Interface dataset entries

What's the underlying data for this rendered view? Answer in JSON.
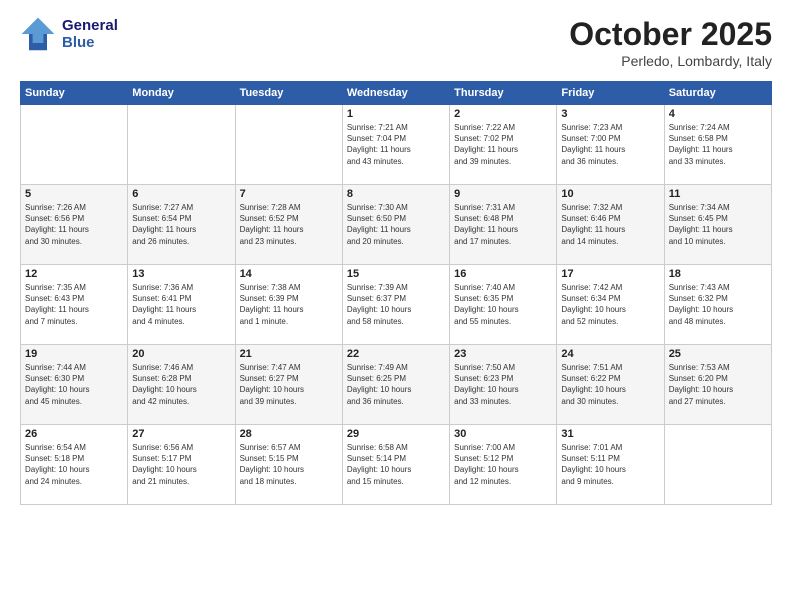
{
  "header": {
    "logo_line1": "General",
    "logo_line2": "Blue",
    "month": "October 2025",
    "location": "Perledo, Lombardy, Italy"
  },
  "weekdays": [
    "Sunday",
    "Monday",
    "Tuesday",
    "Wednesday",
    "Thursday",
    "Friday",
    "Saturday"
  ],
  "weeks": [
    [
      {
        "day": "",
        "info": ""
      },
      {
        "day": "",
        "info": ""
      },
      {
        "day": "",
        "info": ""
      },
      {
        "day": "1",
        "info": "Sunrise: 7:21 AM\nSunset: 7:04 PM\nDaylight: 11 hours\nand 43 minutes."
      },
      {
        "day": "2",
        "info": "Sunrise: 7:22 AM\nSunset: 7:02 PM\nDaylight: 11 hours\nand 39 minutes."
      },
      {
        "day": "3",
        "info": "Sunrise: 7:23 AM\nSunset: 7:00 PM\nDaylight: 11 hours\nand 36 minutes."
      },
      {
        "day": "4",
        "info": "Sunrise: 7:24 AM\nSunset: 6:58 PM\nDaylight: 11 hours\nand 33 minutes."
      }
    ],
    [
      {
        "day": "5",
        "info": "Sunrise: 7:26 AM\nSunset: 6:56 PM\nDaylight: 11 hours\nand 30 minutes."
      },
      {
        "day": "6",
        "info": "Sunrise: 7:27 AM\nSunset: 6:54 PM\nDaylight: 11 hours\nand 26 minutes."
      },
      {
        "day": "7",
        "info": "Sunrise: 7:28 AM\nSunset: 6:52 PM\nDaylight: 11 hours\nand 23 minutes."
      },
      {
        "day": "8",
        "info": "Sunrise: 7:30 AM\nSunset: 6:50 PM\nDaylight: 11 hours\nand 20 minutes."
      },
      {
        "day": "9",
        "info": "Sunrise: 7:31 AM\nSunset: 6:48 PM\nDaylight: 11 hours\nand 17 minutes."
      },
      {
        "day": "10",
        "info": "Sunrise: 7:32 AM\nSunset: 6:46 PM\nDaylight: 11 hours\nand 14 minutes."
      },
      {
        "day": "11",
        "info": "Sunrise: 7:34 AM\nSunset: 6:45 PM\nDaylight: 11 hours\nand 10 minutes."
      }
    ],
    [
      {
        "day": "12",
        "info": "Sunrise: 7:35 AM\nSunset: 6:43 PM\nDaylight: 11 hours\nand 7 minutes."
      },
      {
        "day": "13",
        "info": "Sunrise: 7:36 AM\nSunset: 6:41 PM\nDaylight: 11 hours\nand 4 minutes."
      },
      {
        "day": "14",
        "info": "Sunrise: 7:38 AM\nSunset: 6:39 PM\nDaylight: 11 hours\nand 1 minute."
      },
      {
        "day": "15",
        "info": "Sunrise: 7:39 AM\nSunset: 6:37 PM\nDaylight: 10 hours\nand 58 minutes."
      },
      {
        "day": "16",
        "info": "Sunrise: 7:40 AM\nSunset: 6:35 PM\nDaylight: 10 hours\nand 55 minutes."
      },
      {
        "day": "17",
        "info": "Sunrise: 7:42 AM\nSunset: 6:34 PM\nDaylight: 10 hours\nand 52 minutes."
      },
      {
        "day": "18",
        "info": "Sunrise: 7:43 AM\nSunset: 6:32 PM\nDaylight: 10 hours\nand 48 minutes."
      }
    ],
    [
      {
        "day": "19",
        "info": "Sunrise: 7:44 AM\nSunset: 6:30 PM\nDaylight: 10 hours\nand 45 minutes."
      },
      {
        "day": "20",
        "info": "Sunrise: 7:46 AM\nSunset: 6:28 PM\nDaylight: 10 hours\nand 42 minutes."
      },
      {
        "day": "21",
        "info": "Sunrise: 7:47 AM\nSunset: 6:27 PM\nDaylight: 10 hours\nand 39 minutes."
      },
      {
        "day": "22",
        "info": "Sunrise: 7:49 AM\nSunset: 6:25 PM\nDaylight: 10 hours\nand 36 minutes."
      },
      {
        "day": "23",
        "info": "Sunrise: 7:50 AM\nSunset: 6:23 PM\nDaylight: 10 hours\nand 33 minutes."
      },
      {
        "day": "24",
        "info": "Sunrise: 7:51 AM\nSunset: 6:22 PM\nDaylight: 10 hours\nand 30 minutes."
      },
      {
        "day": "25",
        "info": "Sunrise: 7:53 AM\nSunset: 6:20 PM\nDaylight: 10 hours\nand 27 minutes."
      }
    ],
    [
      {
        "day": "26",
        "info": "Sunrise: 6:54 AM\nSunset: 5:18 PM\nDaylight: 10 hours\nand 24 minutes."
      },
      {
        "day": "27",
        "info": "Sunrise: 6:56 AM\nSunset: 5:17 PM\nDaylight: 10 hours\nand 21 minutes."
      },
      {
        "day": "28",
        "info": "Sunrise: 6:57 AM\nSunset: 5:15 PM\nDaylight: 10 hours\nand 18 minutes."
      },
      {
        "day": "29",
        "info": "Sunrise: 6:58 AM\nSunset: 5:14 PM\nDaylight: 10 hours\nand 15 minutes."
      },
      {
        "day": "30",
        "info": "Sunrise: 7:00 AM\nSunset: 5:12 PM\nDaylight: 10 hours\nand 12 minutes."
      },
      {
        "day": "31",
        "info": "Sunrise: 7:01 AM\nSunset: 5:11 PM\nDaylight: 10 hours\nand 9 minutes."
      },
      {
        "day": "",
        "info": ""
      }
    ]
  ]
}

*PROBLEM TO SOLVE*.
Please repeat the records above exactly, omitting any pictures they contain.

*FINISHED EXERCISE*.
What's the underlying data for this rendered view? Answer in JSON.
{
  "header": {
    "logo_line1": "General",
    "logo_line2": "Blue",
    "month": "October 2025",
    "location": "Perledo, Lombardy, Italy"
  },
  "weekdays": [
    "Sunday",
    "Monday",
    "Tuesday",
    "Wednesday",
    "Thursday",
    "Friday",
    "Saturday"
  ],
  "weeks": [
    [
      {
        "day": "",
        "info": ""
      },
      {
        "day": "",
        "info": ""
      },
      {
        "day": "",
        "info": ""
      },
      {
        "day": "1",
        "info": "Sunrise: 7:21 AM\nSunset: 7:04 PM\nDaylight: 11 hours\nand 43 minutes."
      },
      {
        "day": "2",
        "info": "Sunrise: 7:22 AM\nSunset: 7:02 PM\nDaylight: 11 hours\nand 39 minutes."
      },
      {
        "day": "3",
        "info": "Sunrise: 7:23 AM\nSunset: 7:00 PM\nDaylight: 11 hours\nand 36 minutes."
      },
      {
        "day": "4",
        "info": "Sunrise: 7:24 AM\nSunset: 6:58 PM\nDaylight: 11 hours\nand 33 minutes."
      }
    ],
    [
      {
        "day": "5",
        "info": "Sunrise: 7:26 AM\nSunset: 6:56 PM\nDaylight: 11 hours\nand 30 minutes."
      },
      {
        "day": "6",
        "info": "Sunrise: 7:27 AM\nSunset: 6:54 PM\nDaylight: 11 hours\nand 26 minutes."
      },
      {
        "day": "7",
        "info": "Sunrise: 7:28 AM\nSunset: 6:52 PM\nDaylight: 11 hours\nand 23 minutes."
      },
      {
        "day": "8",
        "info": "Sunrise: 7:30 AM\nSunset: 6:50 PM\nDaylight: 11 hours\nand 20 minutes."
      },
      {
        "day": "9",
        "info": "Sunrise: 7:31 AM\nSunset: 6:48 PM\nDaylight: 11 hours\nand 17 minutes."
      },
      {
        "day": "10",
        "info": "Sunrise: 7:32 AM\nSunset: 6:46 PM\nDaylight: 11 hours\nand 14 minutes."
      },
      {
        "day": "11",
        "info": "Sunrise: 7:34 AM\nSunset: 6:45 PM\nDaylight: 11 hours\nand 10 minutes."
      }
    ],
    [
      {
        "day": "12",
        "info": "Sunrise: 7:35 AM\nSunset: 6:43 PM\nDaylight: 11 hours\nand 7 minutes."
      },
      {
        "day": "13",
        "info": "Sunrise: 7:36 AM\nSunset: 6:41 PM\nDaylight: 11 hours\nand 4 minutes."
      },
      {
        "day": "14",
        "info": "Sunrise: 7:38 AM\nSunset: 6:39 PM\nDaylight: 11 hours\nand 1 minute."
      },
      {
        "day": "15",
        "info": "Sunrise: 7:39 AM\nSunset: 6:37 PM\nDaylight: 10 hours\nand 58 minutes."
      },
      {
        "day": "16",
        "info": "Sunrise: 7:40 AM\nSunset: 6:35 PM\nDaylight: 10 hours\nand 55 minutes."
      },
      {
        "day": "17",
        "info": "Sunrise: 7:42 AM\nSunset: 6:34 PM\nDaylight: 10 hours\nand 52 minutes."
      },
      {
        "day": "18",
        "info": "Sunrise: 7:43 AM\nSunset: 6:32 PM\nDaylight: 10 hours\nand 48 minutes."
      }
    ],
    [
      {
        "day": "19",
        "info": "Sunrise: 7:44 AM\nSunset: 6:30 PM\nDaylight: 10 hours\nand 45 minutes."
      },
      {
        "day": "20",
        "info": "Sunrise: 7:46 AM\nSunset: 6:28 PM\nDaylight: 10 hours\nand 42 minutes."
      },
      {
        "day": "21",
        "info": "Sunrise: 7:47 AM\nSunset: 6:27 PM\nDaylight: 10 hours\nand 39 minutes."
      },
      {
        "day": "22",
        "info": "Sunrise: 7:49 AM\nSunset: 6:25 PM\nDaylight: 10 hours\nand 36 minutes."
      },
      {
        "day": "23",
        "info": "Sunrise: 7:50 AM\nSunset: 6:23 PM\nDaylight: 10 hours\nand 33 minutes."
      },
      {
        "day": "24",
        "info": "Sunrise: 7:51 AM\nSunset: 6:22 PM\nDaylight: 10 hours\nand 30 minutes."
      },
      {
        "day": "25",
        "info": "Sunrise: 7:53 AM\nSunset: 6:20 PM\nDaylight: 10 hours\nand 27 minutes."
      }
    ],
    [
      {
        "day": "26",
        "info": "Sunrise: 6:54 AM\nSunset: 5:18 PM\nDaylight: 10 hours\nand 24 minutes."
      },
      {
        "day": "27",
        "info": "Sunrise: 6:56 AM\nSunset: 5:17 PM\nDaylight: 10 hours\nand 21 minutes."
      },
      {
        "day": "28",
        "info": "Sunrise: 6:57 AM\nSunset: 5:15 PM\nDaylight: 10 hours\nand 18 minutes."
      },
      {
        "day": "29",
        "info": "Sunrise: 6:58 AM\nSunset: 5:14 PM\nDaylight: 10 hours\nand 15 minutes."
      },
      {
        "day": "30",
        "info": "Sunrise: 7:00 AM\nSunset: 5:12 PM\nDaylight: 10 hours\nand 12 minutes."
      },
      {
        "day": "31",
        "info": "Sunrise: 7:01 AM\nSunset: 5:11 PM\nDaylight: 10 hours\nand 9 minutes."
      },
      {
        "day": "",
        "info": ""
      }
    ]
  ]
}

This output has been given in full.